This new epoch has and will change humanity forever, and will change art too. The peaks of exceptional humans of the past are now sanded smooth by waves of people, vast numbers of great people who can now share ideas instantly. This is the age of the genius, which makes it harder for exceptional people to excel, but being exceptional was never easy.

In visual art, the twentieth century was all about exploring the palette, the genres of art from pure abstraction, to realism. From surrealism to symbolism, from craft to conceptualisation. In music, this was largely done by Bach's time, in that the scales and chords were then known; of course, music changed too in the twentieth century with serialism and other developments, but the basic structures and rules were set centuries ago, as they were in literature and drama millennia ago.

Leonardo da Vinci argued that visual art is superior to the other arts because it communicates with the most sacred of organs, the eye. Holiness aside, humans communicate primarily with vision. Like other primates we learn be seeing other, empathic communication. Other senses are secondary to vision. Television is vastly more popular than radio. Music can touch emotions instantly, but it struggles to communicate intellectual information. Images are how the brain operates. How often have you dreamed a sound? Or a smell? Or a touch? Or a poem? Images are the key to the way our minds work, and art is about mind touching mind.

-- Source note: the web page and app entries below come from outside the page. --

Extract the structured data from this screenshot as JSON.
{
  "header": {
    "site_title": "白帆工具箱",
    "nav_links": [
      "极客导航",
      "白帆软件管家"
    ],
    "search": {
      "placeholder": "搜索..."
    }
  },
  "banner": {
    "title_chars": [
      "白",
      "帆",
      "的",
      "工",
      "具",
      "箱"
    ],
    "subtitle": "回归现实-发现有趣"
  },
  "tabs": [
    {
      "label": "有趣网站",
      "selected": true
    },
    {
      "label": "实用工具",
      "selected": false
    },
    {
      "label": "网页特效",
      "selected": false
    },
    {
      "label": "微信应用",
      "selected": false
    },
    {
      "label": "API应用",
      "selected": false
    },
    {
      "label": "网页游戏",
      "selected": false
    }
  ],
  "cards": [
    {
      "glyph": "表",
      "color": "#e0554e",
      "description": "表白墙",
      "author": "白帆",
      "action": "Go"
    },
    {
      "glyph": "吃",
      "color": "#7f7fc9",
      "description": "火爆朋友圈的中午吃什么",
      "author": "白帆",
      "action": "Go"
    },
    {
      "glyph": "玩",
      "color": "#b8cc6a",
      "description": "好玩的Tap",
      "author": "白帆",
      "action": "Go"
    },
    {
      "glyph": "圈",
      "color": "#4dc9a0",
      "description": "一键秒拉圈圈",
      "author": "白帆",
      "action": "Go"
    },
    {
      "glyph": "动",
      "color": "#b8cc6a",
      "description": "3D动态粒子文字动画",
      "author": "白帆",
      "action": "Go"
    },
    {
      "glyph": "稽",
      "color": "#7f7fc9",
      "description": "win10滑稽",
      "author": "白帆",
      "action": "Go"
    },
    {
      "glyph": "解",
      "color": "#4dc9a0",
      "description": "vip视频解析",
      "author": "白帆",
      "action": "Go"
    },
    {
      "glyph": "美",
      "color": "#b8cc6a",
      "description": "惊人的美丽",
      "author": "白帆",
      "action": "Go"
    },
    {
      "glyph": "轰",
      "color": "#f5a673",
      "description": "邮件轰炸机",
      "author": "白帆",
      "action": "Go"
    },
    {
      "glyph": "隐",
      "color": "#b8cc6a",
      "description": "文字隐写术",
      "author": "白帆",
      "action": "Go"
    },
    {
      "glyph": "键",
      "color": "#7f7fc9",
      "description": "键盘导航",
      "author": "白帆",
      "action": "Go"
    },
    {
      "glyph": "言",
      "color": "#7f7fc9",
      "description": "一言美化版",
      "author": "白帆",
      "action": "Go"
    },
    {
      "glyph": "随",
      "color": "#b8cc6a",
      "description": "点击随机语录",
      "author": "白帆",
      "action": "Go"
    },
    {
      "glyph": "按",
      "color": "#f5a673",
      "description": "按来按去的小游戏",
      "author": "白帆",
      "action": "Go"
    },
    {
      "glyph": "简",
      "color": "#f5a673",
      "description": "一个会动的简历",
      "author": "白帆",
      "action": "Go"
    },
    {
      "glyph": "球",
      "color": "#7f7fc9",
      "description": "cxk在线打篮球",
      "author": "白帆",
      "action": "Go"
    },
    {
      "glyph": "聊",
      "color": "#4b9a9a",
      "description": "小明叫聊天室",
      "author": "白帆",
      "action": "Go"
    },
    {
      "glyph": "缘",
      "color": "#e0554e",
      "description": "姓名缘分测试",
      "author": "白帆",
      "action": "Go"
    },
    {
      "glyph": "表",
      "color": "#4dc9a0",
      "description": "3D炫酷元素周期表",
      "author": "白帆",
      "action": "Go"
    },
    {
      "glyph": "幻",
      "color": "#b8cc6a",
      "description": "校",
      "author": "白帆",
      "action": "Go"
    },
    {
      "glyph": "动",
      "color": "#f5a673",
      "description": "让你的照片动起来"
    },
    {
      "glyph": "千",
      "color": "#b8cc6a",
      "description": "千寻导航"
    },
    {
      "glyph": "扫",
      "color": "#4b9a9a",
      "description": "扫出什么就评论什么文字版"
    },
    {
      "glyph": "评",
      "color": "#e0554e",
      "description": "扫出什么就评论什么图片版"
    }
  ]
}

Thus, visual artists can now at last rejoice! Here we stand upon the crest of a dawn, and one that is yet to be seized. It is ironic that the new soup of information creates apathy, rather than opportunity. From soups, islands must rise. The foam will disperse!

The visual arts are set to begin, at last. There has been no Bach of visual art, no Mozart, no Beethoven. Visual artists have become specialists in their narrow genre, this is the doom of the innovator, but now the time of innovation is ended, and yet few see this. As in any art, especially one so very badly trained as painting, people spend a long time exploring and not building, although to build palaces we must first know all of our materials.

The palette is set, and now it is time to explore it, and use it to lighten up the great darkness that pervades contemporary society. This is at least my goal. Perhaps it is all of our goals now. As machines replace each function, to create a love art will probably be our destiny as a species.

Errors and omissions frankly probable. This is one of several musings on life the universe and everything listed in the Writing and Essays section of www.marksheeky.com